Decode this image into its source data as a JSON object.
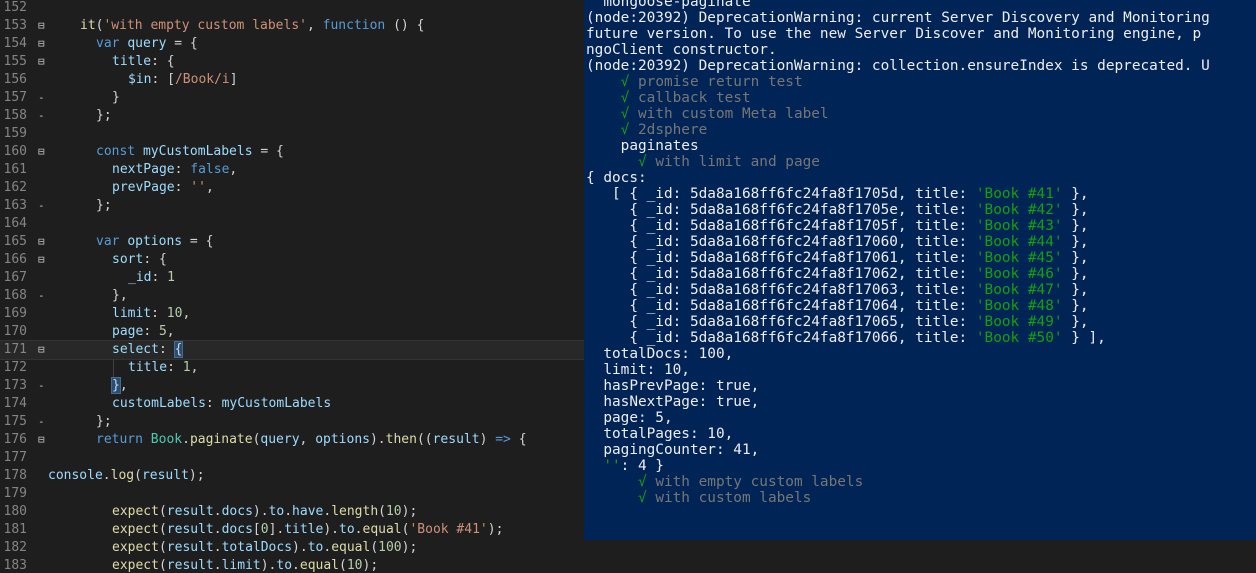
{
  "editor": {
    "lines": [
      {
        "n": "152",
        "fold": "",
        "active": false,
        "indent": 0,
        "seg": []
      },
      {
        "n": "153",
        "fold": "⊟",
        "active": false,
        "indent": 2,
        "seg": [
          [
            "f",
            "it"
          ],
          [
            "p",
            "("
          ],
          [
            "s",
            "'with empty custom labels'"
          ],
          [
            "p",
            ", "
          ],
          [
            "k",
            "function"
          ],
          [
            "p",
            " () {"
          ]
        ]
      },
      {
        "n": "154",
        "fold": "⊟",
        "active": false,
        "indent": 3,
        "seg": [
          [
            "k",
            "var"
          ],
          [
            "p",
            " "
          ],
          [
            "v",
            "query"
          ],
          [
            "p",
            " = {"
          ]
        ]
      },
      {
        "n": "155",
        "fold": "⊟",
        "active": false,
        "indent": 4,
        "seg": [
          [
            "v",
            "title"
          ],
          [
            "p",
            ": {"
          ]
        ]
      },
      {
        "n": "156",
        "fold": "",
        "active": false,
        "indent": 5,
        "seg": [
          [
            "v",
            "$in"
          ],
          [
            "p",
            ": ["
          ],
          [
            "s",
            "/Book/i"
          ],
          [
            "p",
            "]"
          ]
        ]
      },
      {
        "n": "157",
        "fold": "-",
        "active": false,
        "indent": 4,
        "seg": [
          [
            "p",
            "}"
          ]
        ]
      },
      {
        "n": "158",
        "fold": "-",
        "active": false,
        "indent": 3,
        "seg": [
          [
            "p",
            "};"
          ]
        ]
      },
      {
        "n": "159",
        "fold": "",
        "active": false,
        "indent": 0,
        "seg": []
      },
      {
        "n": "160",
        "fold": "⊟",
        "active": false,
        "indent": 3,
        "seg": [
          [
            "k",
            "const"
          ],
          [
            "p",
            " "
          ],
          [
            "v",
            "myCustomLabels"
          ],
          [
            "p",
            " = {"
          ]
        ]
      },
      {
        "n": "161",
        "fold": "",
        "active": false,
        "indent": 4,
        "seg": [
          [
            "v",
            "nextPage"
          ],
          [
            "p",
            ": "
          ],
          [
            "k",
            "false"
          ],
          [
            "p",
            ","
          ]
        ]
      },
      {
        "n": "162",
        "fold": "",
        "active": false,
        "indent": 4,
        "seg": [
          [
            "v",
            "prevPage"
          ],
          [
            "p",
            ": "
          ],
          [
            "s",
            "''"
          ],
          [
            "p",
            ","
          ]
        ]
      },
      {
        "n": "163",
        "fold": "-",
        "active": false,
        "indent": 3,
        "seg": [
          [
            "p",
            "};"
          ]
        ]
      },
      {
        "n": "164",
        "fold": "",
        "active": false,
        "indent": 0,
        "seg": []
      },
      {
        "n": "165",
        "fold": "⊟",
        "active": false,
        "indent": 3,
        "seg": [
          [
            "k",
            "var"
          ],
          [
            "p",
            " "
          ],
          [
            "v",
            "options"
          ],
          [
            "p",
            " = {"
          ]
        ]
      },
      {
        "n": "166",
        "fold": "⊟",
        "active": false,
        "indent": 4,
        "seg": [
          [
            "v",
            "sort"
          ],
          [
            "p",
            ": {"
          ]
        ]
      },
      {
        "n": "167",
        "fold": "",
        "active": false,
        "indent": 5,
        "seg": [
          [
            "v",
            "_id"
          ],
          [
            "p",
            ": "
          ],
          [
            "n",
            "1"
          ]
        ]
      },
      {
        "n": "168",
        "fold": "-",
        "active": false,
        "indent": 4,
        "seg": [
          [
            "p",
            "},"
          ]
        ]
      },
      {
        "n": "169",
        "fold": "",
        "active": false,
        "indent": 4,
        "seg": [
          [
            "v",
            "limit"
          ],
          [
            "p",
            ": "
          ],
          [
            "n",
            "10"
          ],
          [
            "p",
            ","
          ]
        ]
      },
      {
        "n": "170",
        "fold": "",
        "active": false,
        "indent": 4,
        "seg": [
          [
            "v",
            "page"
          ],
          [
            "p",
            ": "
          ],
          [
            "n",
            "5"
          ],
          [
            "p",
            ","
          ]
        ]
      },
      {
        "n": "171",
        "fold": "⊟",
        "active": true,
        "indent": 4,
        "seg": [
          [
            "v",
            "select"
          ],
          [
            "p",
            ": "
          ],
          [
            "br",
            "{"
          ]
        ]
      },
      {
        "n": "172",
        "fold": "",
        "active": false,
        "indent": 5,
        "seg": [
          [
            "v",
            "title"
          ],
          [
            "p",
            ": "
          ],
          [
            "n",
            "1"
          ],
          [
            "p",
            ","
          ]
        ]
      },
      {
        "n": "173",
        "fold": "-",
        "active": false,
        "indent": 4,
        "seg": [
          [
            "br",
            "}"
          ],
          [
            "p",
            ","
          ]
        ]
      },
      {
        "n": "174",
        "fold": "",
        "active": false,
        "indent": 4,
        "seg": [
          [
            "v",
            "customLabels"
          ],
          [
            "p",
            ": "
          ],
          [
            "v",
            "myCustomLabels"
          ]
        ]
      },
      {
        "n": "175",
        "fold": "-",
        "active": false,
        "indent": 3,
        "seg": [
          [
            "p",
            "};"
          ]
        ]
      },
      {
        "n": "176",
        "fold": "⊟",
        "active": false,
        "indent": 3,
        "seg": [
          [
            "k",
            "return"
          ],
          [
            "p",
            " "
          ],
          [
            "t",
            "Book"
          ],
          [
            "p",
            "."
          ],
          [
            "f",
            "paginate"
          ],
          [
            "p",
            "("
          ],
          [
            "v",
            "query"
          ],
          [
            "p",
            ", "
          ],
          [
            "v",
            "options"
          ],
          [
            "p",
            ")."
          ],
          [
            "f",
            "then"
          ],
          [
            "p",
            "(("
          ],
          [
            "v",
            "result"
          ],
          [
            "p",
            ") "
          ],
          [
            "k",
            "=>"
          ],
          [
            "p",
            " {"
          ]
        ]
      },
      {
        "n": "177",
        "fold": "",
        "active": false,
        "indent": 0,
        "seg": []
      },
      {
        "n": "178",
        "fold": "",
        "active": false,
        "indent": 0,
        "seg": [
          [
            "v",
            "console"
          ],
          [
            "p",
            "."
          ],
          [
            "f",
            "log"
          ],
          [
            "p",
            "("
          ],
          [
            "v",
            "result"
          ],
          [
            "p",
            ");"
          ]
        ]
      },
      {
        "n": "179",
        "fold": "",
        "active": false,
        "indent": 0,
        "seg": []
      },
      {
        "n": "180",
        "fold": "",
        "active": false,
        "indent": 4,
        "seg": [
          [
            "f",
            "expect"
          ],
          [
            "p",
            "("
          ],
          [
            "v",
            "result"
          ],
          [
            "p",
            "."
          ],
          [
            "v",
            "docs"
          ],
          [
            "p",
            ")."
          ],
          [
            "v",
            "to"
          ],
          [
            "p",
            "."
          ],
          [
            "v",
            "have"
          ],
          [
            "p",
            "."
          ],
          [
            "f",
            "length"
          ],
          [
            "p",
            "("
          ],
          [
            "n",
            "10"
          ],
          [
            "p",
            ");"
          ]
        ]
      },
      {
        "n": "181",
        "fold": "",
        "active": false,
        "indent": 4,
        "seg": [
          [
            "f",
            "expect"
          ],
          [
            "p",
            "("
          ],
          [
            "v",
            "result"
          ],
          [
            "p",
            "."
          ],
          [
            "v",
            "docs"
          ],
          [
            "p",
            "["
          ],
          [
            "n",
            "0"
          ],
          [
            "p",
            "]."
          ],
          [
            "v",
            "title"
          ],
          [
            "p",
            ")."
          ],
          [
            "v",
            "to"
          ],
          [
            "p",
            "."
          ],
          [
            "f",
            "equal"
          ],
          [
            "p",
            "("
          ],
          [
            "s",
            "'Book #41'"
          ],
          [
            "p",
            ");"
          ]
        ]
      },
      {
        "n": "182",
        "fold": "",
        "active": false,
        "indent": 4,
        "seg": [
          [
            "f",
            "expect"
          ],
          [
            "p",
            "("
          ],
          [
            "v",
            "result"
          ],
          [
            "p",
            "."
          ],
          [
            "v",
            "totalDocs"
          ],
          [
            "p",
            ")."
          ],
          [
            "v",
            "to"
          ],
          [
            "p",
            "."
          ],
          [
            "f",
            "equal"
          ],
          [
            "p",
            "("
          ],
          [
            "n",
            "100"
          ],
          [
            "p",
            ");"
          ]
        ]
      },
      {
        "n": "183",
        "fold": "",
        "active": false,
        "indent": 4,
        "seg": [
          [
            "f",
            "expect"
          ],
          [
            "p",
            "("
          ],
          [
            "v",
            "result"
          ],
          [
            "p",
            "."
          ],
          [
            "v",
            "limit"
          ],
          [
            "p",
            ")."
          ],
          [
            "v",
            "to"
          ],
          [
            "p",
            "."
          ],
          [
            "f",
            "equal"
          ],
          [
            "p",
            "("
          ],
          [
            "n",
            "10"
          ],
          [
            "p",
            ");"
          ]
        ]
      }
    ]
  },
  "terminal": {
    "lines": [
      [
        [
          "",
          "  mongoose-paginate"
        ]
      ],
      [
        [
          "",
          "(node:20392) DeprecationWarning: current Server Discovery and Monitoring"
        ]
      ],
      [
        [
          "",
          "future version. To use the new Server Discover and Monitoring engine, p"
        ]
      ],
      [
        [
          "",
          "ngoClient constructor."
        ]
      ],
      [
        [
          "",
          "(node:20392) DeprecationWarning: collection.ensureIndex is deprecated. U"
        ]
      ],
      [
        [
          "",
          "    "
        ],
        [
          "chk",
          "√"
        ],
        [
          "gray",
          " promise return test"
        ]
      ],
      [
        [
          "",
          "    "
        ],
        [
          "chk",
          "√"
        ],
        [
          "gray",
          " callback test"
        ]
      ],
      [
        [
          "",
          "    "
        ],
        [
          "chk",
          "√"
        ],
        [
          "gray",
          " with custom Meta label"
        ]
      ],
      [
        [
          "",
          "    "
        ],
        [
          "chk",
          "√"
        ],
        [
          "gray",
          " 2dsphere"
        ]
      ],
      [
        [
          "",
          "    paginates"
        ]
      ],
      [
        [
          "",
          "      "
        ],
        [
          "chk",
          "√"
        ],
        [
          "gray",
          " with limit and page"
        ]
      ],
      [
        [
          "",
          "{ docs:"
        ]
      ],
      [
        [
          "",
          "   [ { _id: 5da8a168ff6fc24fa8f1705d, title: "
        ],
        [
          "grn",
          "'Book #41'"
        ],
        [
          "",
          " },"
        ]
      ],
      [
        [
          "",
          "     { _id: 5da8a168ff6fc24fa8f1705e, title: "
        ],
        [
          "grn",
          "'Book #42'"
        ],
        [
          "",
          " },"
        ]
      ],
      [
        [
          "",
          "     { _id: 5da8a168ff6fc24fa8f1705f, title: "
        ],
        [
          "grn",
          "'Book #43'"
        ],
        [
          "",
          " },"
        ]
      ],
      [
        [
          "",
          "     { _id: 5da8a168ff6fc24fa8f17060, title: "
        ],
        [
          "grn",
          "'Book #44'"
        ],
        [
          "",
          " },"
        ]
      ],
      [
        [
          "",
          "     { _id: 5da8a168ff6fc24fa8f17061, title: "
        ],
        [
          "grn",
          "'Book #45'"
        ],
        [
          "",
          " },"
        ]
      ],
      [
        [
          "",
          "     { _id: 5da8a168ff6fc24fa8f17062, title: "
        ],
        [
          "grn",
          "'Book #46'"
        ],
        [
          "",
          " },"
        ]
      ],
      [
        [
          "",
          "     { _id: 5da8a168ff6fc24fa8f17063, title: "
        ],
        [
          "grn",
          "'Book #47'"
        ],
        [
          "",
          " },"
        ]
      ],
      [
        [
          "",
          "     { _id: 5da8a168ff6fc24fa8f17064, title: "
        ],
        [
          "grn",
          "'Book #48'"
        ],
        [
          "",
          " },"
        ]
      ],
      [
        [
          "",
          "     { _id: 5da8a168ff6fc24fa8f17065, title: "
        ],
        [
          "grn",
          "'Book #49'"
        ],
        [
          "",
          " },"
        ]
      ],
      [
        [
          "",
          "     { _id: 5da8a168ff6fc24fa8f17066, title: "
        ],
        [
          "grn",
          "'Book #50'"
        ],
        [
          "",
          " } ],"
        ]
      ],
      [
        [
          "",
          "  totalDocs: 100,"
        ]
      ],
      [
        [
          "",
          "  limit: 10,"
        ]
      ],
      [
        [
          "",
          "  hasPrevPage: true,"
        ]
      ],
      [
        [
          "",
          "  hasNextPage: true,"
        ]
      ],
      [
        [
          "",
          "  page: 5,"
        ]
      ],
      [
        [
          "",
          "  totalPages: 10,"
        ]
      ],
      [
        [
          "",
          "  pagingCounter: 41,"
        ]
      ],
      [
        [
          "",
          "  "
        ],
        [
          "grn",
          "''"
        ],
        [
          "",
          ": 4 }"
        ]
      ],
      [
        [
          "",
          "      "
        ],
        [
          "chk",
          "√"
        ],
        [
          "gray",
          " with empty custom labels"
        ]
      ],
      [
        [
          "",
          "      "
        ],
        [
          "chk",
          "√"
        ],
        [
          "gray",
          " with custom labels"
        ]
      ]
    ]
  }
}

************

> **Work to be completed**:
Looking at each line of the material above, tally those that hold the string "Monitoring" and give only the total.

> **The answer**:
2